But they still need me. It’s a struggle to put away the writing and give my family my full attention.To remember the damned open houses. To chaperone a field trip or two. To pick family game night over editing time. Showing up and being there are harder than they sound.

I may be on the low beam now, but all too frequently I still lose my balance.

A Likeable Character

Recently I submitted a manuscript to my critique group. I loved my story and I loved the main character, and I was anxious to get their feedback.

Let’s just say they didn’t feel the love. After sinking into despair for a few days and then revisiting the manuscript I saw why. I’d submitted way too early a draft to them. My story needed work, work, work!

And so to work I went. It’s a much better story now, and I credit my critique group for that.

But one thing has niggled at me. Some commented that my main character isn’t always likeable. And so I changed her. I made her spunkier. Less introspective and more active. And I’m worried that I’ve changed her in a fundamental way that makes her less the girl I want to write to.

As readers we have to feel that a main character is worth our time. We have to root for him or her enough to want to read their story to the final page. An easy way to show a character’s worth is to make them likeable.

When I was a little girl, I devoured the Anne of Green Gables books. I loved Anne Shirley as if she were my best friend. But I was no Anne Shirley. I wasn’t spunky and effervescent and unself-conscious. I was shy and withdrawn and watchful. I was not a particularly likeable child, and so I didn’t see myself in many stories, except as a side character. 

I’m not saying the quiet kids can’t learn a thing or two from all those fearless, charming heroines. Imagining ourselves into a different way of being is a powerful tool for change and growth.

But don’t we all deserve to be the main character once in a while? I’m not writing my stories for the feisty, fearless girls. I’m not writing to the popular girl or to the class president or the class athlete or the smartest girl in the room. 

I’m writing to the quiet girl sitting midway down the side row. She has a couple of friends or maybe none. She walks quickly from class to class, head down, holding her books like a shield across her chest. She gets good enough grades to escape notice but not so good as to gain any. She’s not anything extraordinary to look at, and she doesn’t offer anything willingly in class. She’s no talkative, redhaired firebrand. When you look her way, you might not even see her.

But this quiet, unobtrusive girl is fighting battles on the inside. With nobody telling her otherwise, she’s starting to think she’s not worth the space she takes up. And so, without any fuss at all, she is giving up hope. She is falling through the cracks.

When I was fourteen years old, I would go to school and slink through my days, trying desperately to escape notice. Then I went home and tried desperately to escape notice. Mostly I managed to stay under the radar, but when I didn’t it was bad.

One night everything hurt enough that I took a whole bunch of pills and went to sleep hoping I wouldn’t wake up in the morning.

I did wake up. I went to school, and there I got very sick, so they sent me home. That was all. No one noticed. No one helped me. No one knew.

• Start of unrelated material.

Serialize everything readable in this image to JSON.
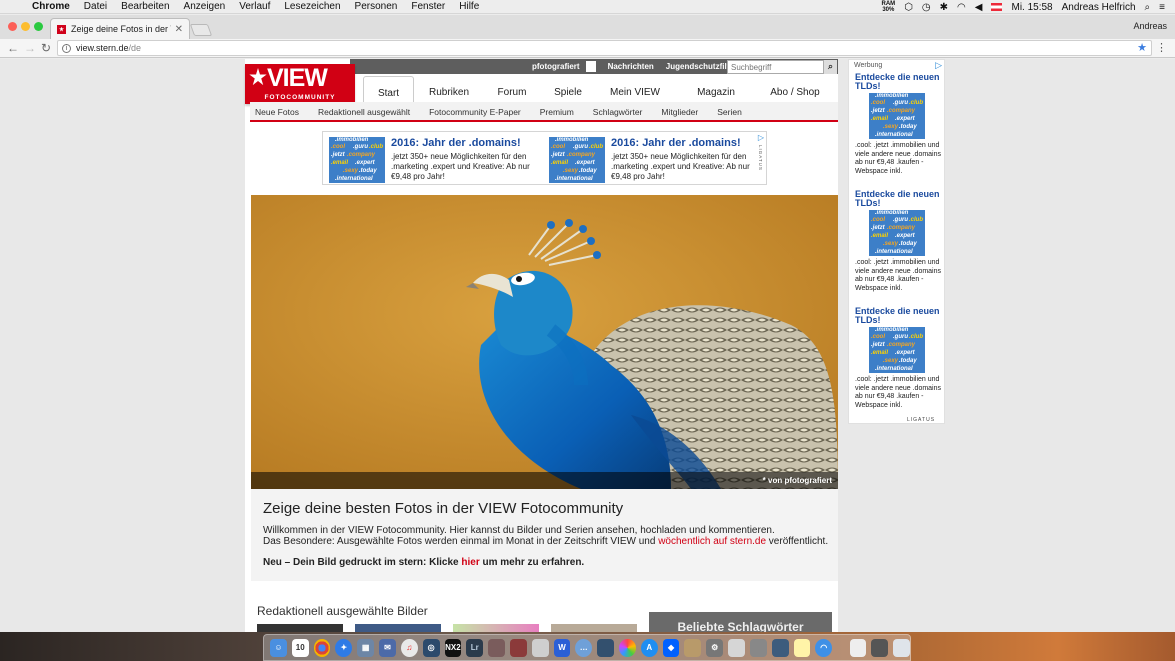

I hope and believe that today those kids have more resources than I did. I hope people are noticing the quietly desperate kids and giving them the help they deserve. And I hope those kids are learning to speak up, not be ashamed of their pain. But in 2013, suicide was the third leading cause of teen deaths. That’s thousands of kids. Even more try and fail. Kids are still falling through the cracks. Yesterday. Today. Tomorrow.

I made it though, and I do believe I’m a stronger and more compassionate person for it. However, I’m still quiet and more inclined to think than to act. Am I likeable? Only to a few people, but I know I’m worth the world to those few.

So when I write my characters, I guess I’m just not thinking of likeability.

I’m thinking of quiet, desperate girls who are worth a story too.


So I should probably mention on here that in September Mslexia published a teensy excerpt on my YA novel Stealing Happy!!!

I’m reminded now because Mslexia tweeted about it. In September.

Yeah. Um. September. It’s November now. Middle of. I know.

I moved across an ocean last summer, okay? I’m….

That is all.